Many Target-Date Investors Also Invest in Other Funds

Retirement plan participants invested in target-date funds along with other funds offered by the plan could end up with a potentially inferior portfolio in terms of risk/return tradeoff, according to a study by the Employee Benefit Research Institute (EBRI).

The study in the December EBRI Notes pointed out that target-date funds were designed to be “all-in-one” portfolios that diversify asset allocations and rebalance over time based on a defined target-date horizon, benefitting participants who lack financial literacy or desire to manage their investments. “However, holding TDFs with other funds could lead to an unexpected result of ending up with a potentially inferior portfolio in terms of risk/return tradeoff from more assets allocated to some sectors than the designers of the target date funds had planned,” according to the study.

The study found that “mixed” target-date fund users, or target-date fund users who hold the funds in combination with other funds in their 401(k) plan menu, accounted for about 55% of all participants holding target-date funds in their accounts as of the end of year 2007. Mixed target-date fund investors are likely to be middle-income and middle-wealth participants, whereas participants who only invested in target-date funds are likely to be younger or lower-salaried participants who were automatically enrolled into the target-date funds.

In addition, mixed target-date fund users are more likely to hold multiple target-date funds than are users who invest only in target-date funds, and low-level mixed target-date fund users (who invest less than half of their account balances in the funds) are more likely to use two or more target-date funds than are high-level mixed users (who invest more than half their balance in the funds), according to the study.

EBRI also said mixed users holding relatively aggressive target-date funds for their age group (such as someone in their 50s investing in a 2050 fund) are more likely to actively invest in equity funds than those following age-specific investment rules.
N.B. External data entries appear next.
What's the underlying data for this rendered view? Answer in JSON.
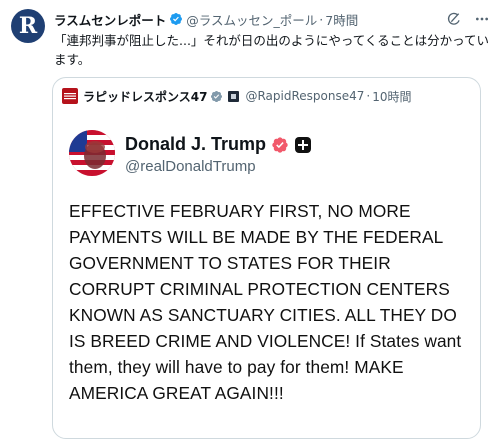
{
  "tweet": {
    "author_initial": "R",
    "author_name": "ラスムセンレポート",
    "author_handle": "@ラスムッセン_ポール",
    "separator": "·",
    "time": "7時間",
    "text": "「連邦判事が阻止した...」それが日の出のようにやってくることは分かっています。"
  },
  "quote": {
    "author_name": "ラピッドレスポンス47",
    "author_handle": "@RapidResponse47",
    "separator": "·",
    "time": "10時間",
    "post": {
      "name": "Donald J. Trump",
      "handle": "@realDonaldTrump",
      "text": "EFFECTIVE FEBRUARY FIRST, NO MORE PAYMENTS WILL BE MADE BY THE FEDERAL GOVERNMENT TO STATES FOR THEIR CORRUPT CRIMINAL PROTECTION CENTERS KNOWN AS SANCTUARY CITIES. ALL THEY DO IS BREED CRIME AND VIOLENCE! If States want them, they will have to pay for them! MAKE AMERICA GREAT AGAIN!!!"
    }
  },
  "colors": {
    "verified_blue": "#1d9bf0",
    "pink_badge": "#f1596b",
    "muted_text": "#536471",
    "border": "#cfd9de"
  },
  "icons": [
    "grok-icon",
    "more-icon",
    "verified-icon",
    "truth-verified-icon",
    "truth-plus-icon"
  ]
}
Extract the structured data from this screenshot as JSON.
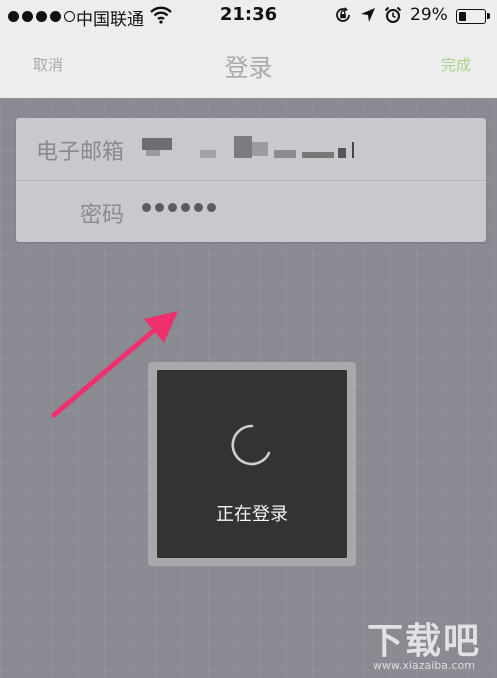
{
  "status_bar": {
    "carrier": "中国联通",
    "time": "21:36",
    "battery_percent": "29%",
    "signal_bars_filled": 4,
    "signal_bars_total": 5,
    "battery_level": 0.29
  },
  "nav": {
    "left_label": "取消",
    "title": "登录",
    "right_label": "完成",
    "right_color": "#a8d38a"
  },
  "form": {
    "email_label": "电子邮箱",
    "password_label": "密码",
    "password_mask": "••••••"
  },
  "hud": {
    "text": "正在登录"
  },
  "annotation": {
    "arrow_color": "#f0306e"
  },
  "watermark": {
    "logo": "下载吧",
    "url": "www.xiazaiba.com"
  },
  "icons": [
    "wifi-icon",
    "rotation-lock-icon",
    "location-arrow-icon",
    "alarm-icon",
    "battery-icon",
    "spinner-icon"
  ]
}
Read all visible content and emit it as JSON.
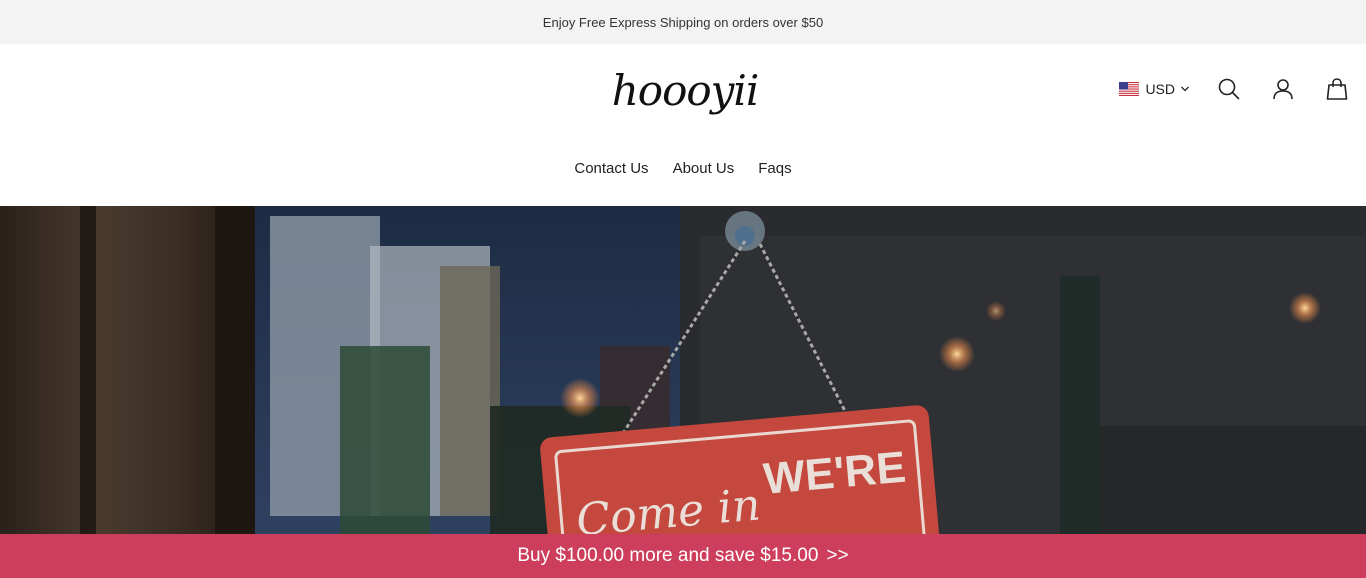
{
  "announcement": {
    "text": "Enjoy Free Express Shipping on orders over $50"
  },
  "header": {
    "logo_text": "hoooyii",
    "currency": {
      "code": "USD",
      "flag_icon": "us-flag-icon"
    },
    "icons": [
      "search-icon",
      "account-icon",
      "cart-icon"
    ]
  },
  "nav": {
    "items": [
      {
        "label": "Contact Us"
      },
      {
        "label": "About Us"
      },
      {
        "label": "Faqs"
      }
    ]
  },
  "hero": {
    "sign_text_1": "Come in",
    "sign_text_2": "WE'RE"
  },
  "promo_bar": {
    "text": "Buy $100.00 more and save $15.00",
    "arrow": ">>",
    "color": "#cc3e5c"
  }
}
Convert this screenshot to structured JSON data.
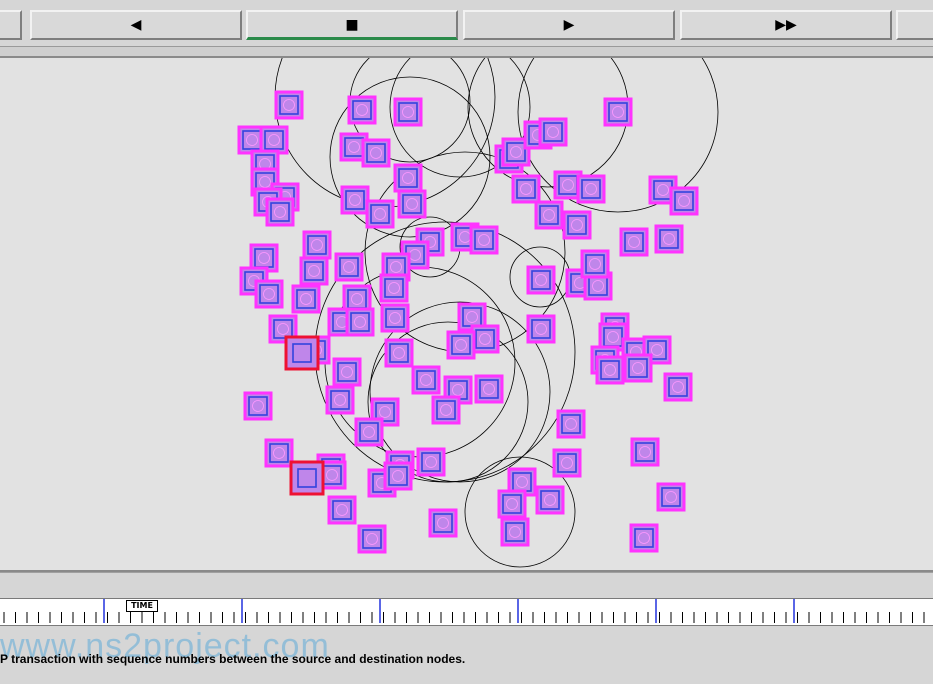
{
  "toolbar": {
    "rewind_label": "◀",
    "stop_label": "■",
    "play_label": "▶",
    "fastforward_label": "▶▶"
  },
  "timeline": {
    "marker_label": "TIME"
  },
  "watermark": "www.ns2project.com",
  "status_text": "P transaction with sequence numbers between the source and destination nodes.",
  "colors": {
    "node_outer": "#ff33ff",
    "node_inner": "#3344dd",
    "node_fill": "#bf86ea",
    "highlight": "#ee1133",
    "range": "#000000"
  }
}
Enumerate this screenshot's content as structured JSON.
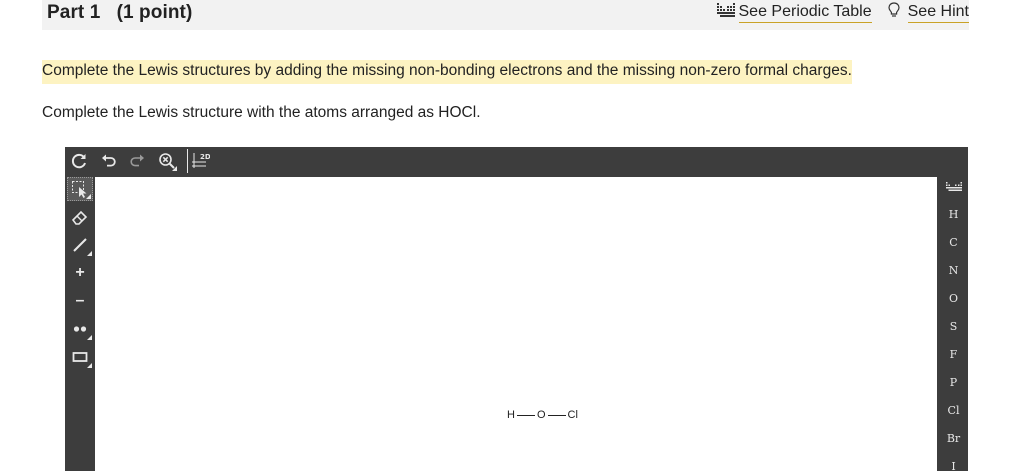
{
  "header": {
    "part_label": "Part 1",
    "points_label": "(1 point)",
    "periodic_table_link": "See Periodic Table",
    "hint_link": "See Hint"
  },
  "question": {
    "instruction": "Complete the Lewis structures by adding the missing non-bonding electrons and the missing non-zero formal charges.",
    "sub_instruction": "Complete the Lewis structure with the atoms arranged as HOCl."
  },
  "editor": {
    "top_tools": [
      "reset-icon",
      "undo-icon",
      "redo-icon",
      "zoom-icon",
      "2d-clean-icon"
    ],
    "top_tool_text": {
      "clean2d": "2D"
    },
    "left_tools": [
      "select-icon",
      "eraser-icon",
      "bond-icon",
      "charge-plus-icon",
      "charge-minus-icon",
      "lone-pair-icon",
      "rectangle-icon"
    ],
    "left_tool_text": {
      "plus": "+",
      "minus": "–"
    },
    "elements": [
      "H",
      "C",
      "N",
      "O",
      "S",
      "F",
      "P",
      "Cl",
      "Br",
      "I"
    ],
    "molecule": {
      "atom1": "H",
      "atom2": "O",
      "atom3": "Cl"
    }
  },
  "colors": {
    "highlight": "#fdf3c2",
    "toolbar_bg": "#3d3d3d",
    "header_bg": "#f2f2f2",
    "link_underline": "#c9a227"
  }
}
The study used a sample from the 2008 EBRI/ICI 401(k) database looking at plans having at least 10 participants and offering any target-date funds in 2008. The sample includes participants ages 20 to 69 with account balances between $10,000 and $250,000 as of year-end 2008.